The public, on the other hand, doesn't mind these obscurities, these constant sorties to the synchro-swimming final or the origami team sprint, in the same way that a variety hall audience, once it had said goodbye to the name comedian, was quite happy to take an interest in the plate spinner who followed him. Any sport with a British competitor in it will do, for as well as being about spectacle, the Olympics is also about nationalism, albeit of a rather decorous and encouraging sort. After all, when one thinks of the misuses to which the Union Jack regularly gets put, the sight of it draped around the shoulders of a black athlete as he jogs in celebration around a running track is worth half-a-dozen political pamphlets. The nationalism that one sees at the pool-side or in the velodrome is not, by and large, like the nationalism of the football crowds, neither vengeful nor antagonistic, but merely a collective satisfaction taken in an individual achievement.
In that satisfaction in achievement, too, rests a large part of the Olympics' allure. One thing on which practically all commentators agree is the sheer delight of any British competitor who wins anything. In moral terms – and nothing, deep down, is more of a moral activity than sport – the Games offers the decidedly old-fashioned spectacle of a cavalcade of "ordinary" people being celebrated for virtues like hard work and endeavour and devoting years of their lives to a remote and far-from-guaranteeable triumph, whose contrast with the media landscape running alongside is a bit too strong for comfort. To the reality TV aspirant, "living the dream" means having your picture in OK magazine. To an Olympic hopeful, on the other hand, it means living on hand-outs and getting up at six o'clock every morning to swim three miles for the next four years.
But there are sharper paradoxes than this lurking at the margins of the Beijing party. Although nothing could be more professional than the way in which the Olympic sportsperson goes about his or her business, what is really being celebrated, each time a victorious athlete steps to the podium, is the ancient amateur ethos in which games are won for the glory of winning them and the valiant also-ran is applauded for his part in the spectacle. Naturally enough, money can't altogether be debarred from this arena, but the correlation between achievement and bank balance – the Premiership footballer who knows that each goal scored adds a fraction to his transfer value – is much less flagrant.
At the same time, nothing could be more sharply opposed to these displays of old-style sporting principle than the political and economic context in which Olympiads take place. No politician shaping up to stage the 2020 games is, you imagine, in the least motivated by sport, which generally comes a bad fourth behind prestige, economic regeneration and personal nest-feathering.
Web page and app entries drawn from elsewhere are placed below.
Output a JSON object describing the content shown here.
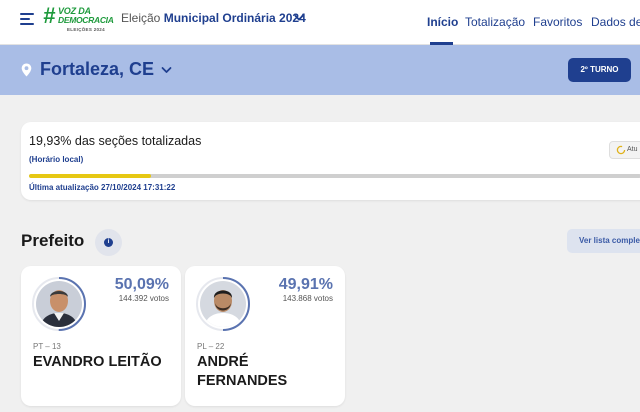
{
  "header": {
    "logo": {
      "hash": "#",
      "line1": "VOZ DA",
      "line2": "DEMOCRACIA",
      "sub": "ELEIÇÕES 2024"
    },
    "election_prefix": "Eleição",
    "election_name": "Municipal Ordinária 2024",
    "tabs": [
      {
        "label": "Início",
        "active": true
      },
      {
        "label": "Totalização",
        "active": false
      },
      {
        "label": "Favoritos",
        "active": false
      },
      {
        "label": "Dados de",
        "active": false
      }
    ]
  },
  "location": {
    "city": "Fortaleza, CE",
    "turno_button": "2º TURNO"
  },
  "progress": {
    "title": "19,93% das seções totalizadas",
    "local_time_label": "(Horário local)",
    "fraction": 0.1993,
    "last_update": "Última atualização 27/10/2024 17:31:22",
    "refresh_label": "Atu"
  },
  "section": {
    "title": "Prefeito",
    "info_symbol": "i",
    "list_button": "Ver lista comple"
  },
  "candidates": [
    {
      "percent": "50,09%",
      "votes": "144.392 votos",
      "party": "PT – 13",
      "name": "EVANDRO LEITÃO",
      "share": 0.5009
    },
    {
      "percent": "49,91%",
      "votes": "143.868 votos",
      "party": "PL – 22",
      "name": "ANDRÉ FERNANDES",
      "share": 0.4991
    }
  ],
  "colors": {
    "primary": "#1f3f8f",
    "location_bar": "#a9bde6",
    "progress_fill": "#e6c813",
    "logo_green": "#1e9a3c",
    "percent_text": "#5a73b0"
  }
}
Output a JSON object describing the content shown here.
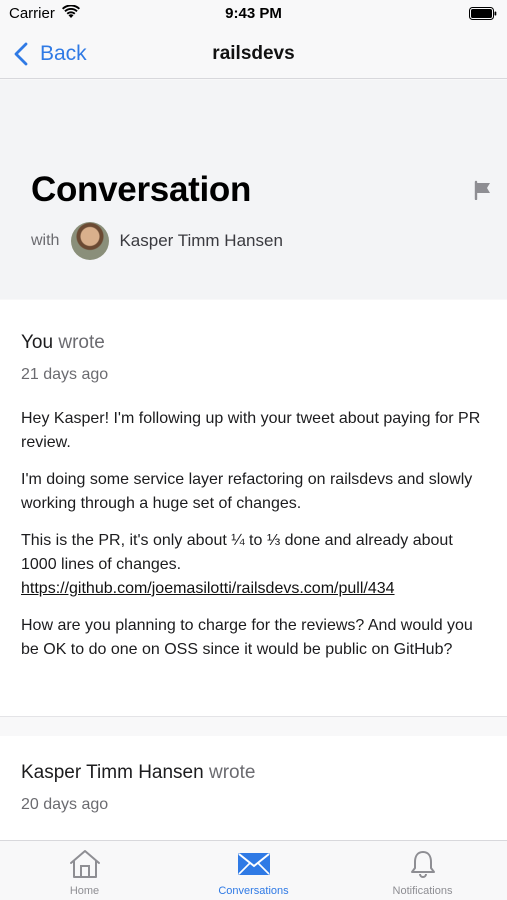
{
  "status_bar": {
    "carrier": "Carrier",
    "time": "9:43 PM"
  },
  "nav": {
    "back_label": "Back",
    "title": "railsdevs"
  },
  "header": {
    "title": "Conversation",
    "with_label": "with",
    "participant_name": "Kasper Timm Hansen"
  },
  "messages": [
    {
      "author": "You",
      "wrote_label": "wrote",
      "timestamp": "21 days ago",
      "paragraphs": [
        "Hey Kasper! I'm following up with your tweet about paying for PR review.",
        "I'm doing some service layer refactoring on railsdevs and slowly working through a huge set of changes.",
        "This is the PR, it's only about ¼ to ⅓ done and already about 1000 lines of changes.",
        "How are you planning to charge for the reviews? And would you be OK to do one on OSS since it would be public on GitHub?"
      ],
      "link": "https://github.com/joemasilotti/railsdevs.com/pull/434"
    },
    {
      "author": "Kasper Timm Hansen",
      "wrote_label": "wrote",
      "timestamp": "20 days ago"
    }
  ],
  "tabs": [
    {
      "label": "Home",
      "icon": "home-icon",
      "active": false
    },
    {
      "label": "Conversations",
      "icon": "envelope-icon",
      "active": true
    },
    {
      "label": "Notifications",
      "icon": "bell-icon",
      "active": false
    }
  ],
  "colors": {
    "accent": "#2f7ae5",
    "inactive": "#8e8e93"
  }
}
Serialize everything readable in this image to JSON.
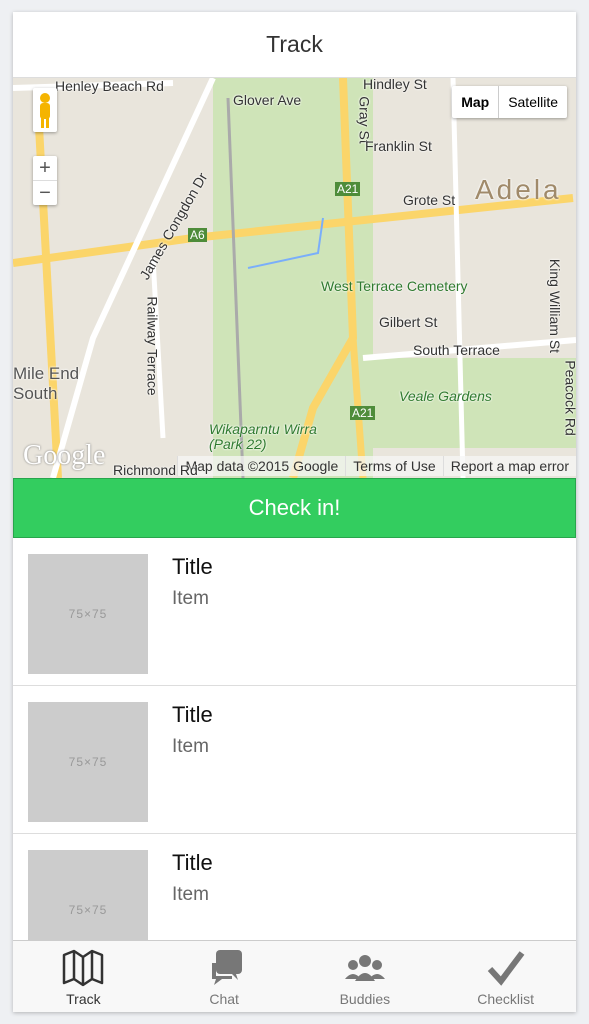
{
  "header": {
    "title": "Track"
  },
  "map": {
    "map_type_options": [
      "Map",
      "Satellite"
    ],
    "selected_map_type": "Map",
    "zoom_in": "+",
    "zoom_out": "−",
    "logo": "Google",
    "attribution": {
      "data": "Map data ©2015 Google",
      "terms": "Terms of Use",
      "report": "Report a map error"
    },
    "labels": {
      "henley": "Henley Beach Rd",
      "glover": "Glover Ave",
      "hindley": "Hindley St",
      "gray": "Gray St",
      "franklin": "Franklin St",
      "grote": "Grote St",
      "adelaide": "Adela",
      "king": "King William St",
      "james": "James Congdon Dr",
      "a6": "A6",
      "a21a": "A21",
      "a21b": "A21",
      "cemetery": "West Terrace Cemetery",
      "gilbert": "Gilbert St",
      "south": "South Terrace",
      "railway": "Railway Terrace",
      "mileend": "Mile End South",
      "veale": "Veale Gardens",
      "wika": "Wikaparntu Wirra (Park 22)",
      "richmond": "Richmond Rd",
      "peacock": "Peacock Rd"
    }
  },
  "checkin": {
    "label": "Check in!"
  },
  "list": [
    {
      "thumb": "75×75",
      "title": "Title",
      "subtitle": "Item"
    },
    {
      "thumb": "75×75",
      "title": "Title",
      "subtitle": "Item"
    },
    {
      "thumb": "75×75",
      "title": "Title",
      "subtitle": "Item"
    }
  ],
  "tabs": [
    {
      "label": "Track",
      "icon": "map-icon",
      "active": true
    },
    {
      "label": "Chat",
      "icon": "chat-icon"
    },
    {
      "label": "Buddies",
      "icon": "people-icon"
    },
    {
      "label": "Checklist",
      "icon": "checkmark-icon"
    }
  ],
  "colors": {
    "accent": "#33cd5f",
    "background": "#eef0f3"
  }
}
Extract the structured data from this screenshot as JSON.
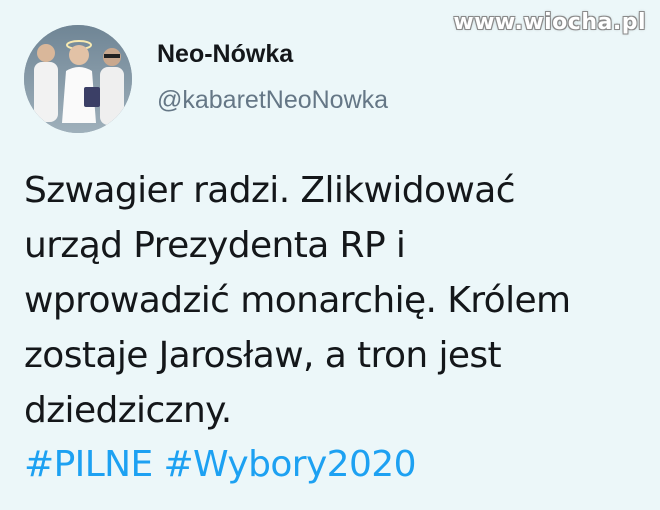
{
  "watermark": "www.wiocha.pl",
  "author": {
    "display_name": "Neo-Nówka",
    "handle": "@kabaretNeoNowka"
  },
  "tweet": {
    "lines": [
      "Szwagier radzi. Zlikwidować",
      "urząd Prezydenta RP i",
      "wprowadzić monarchię. Królem",
      "zostaje Jarosław, a tron jest",
      "dziedziczny."
    ],
    "hashtags": [
      "#PILNE",
      "#Wybory2020"
    ]
  },
  "colors": {
    "background": "#ecf7f9",
    "text": "#14171a",
    "handle": "#657786",
    "hashtag": "#1da1f2"
  }
}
Interestingly, the public is aware of this contrast: a poll taken last week showed deep unease about the 2012 Olympics and a widespread assumption that it would fail to benefit the parts of London in which it is being staged. All this realises the oddest paradox of all – an international sporting extravaganza, hedged about with venality, graft and ulterior motive, in which, curiously enough, old-fashioned moral virtue is positively encouraged to shine.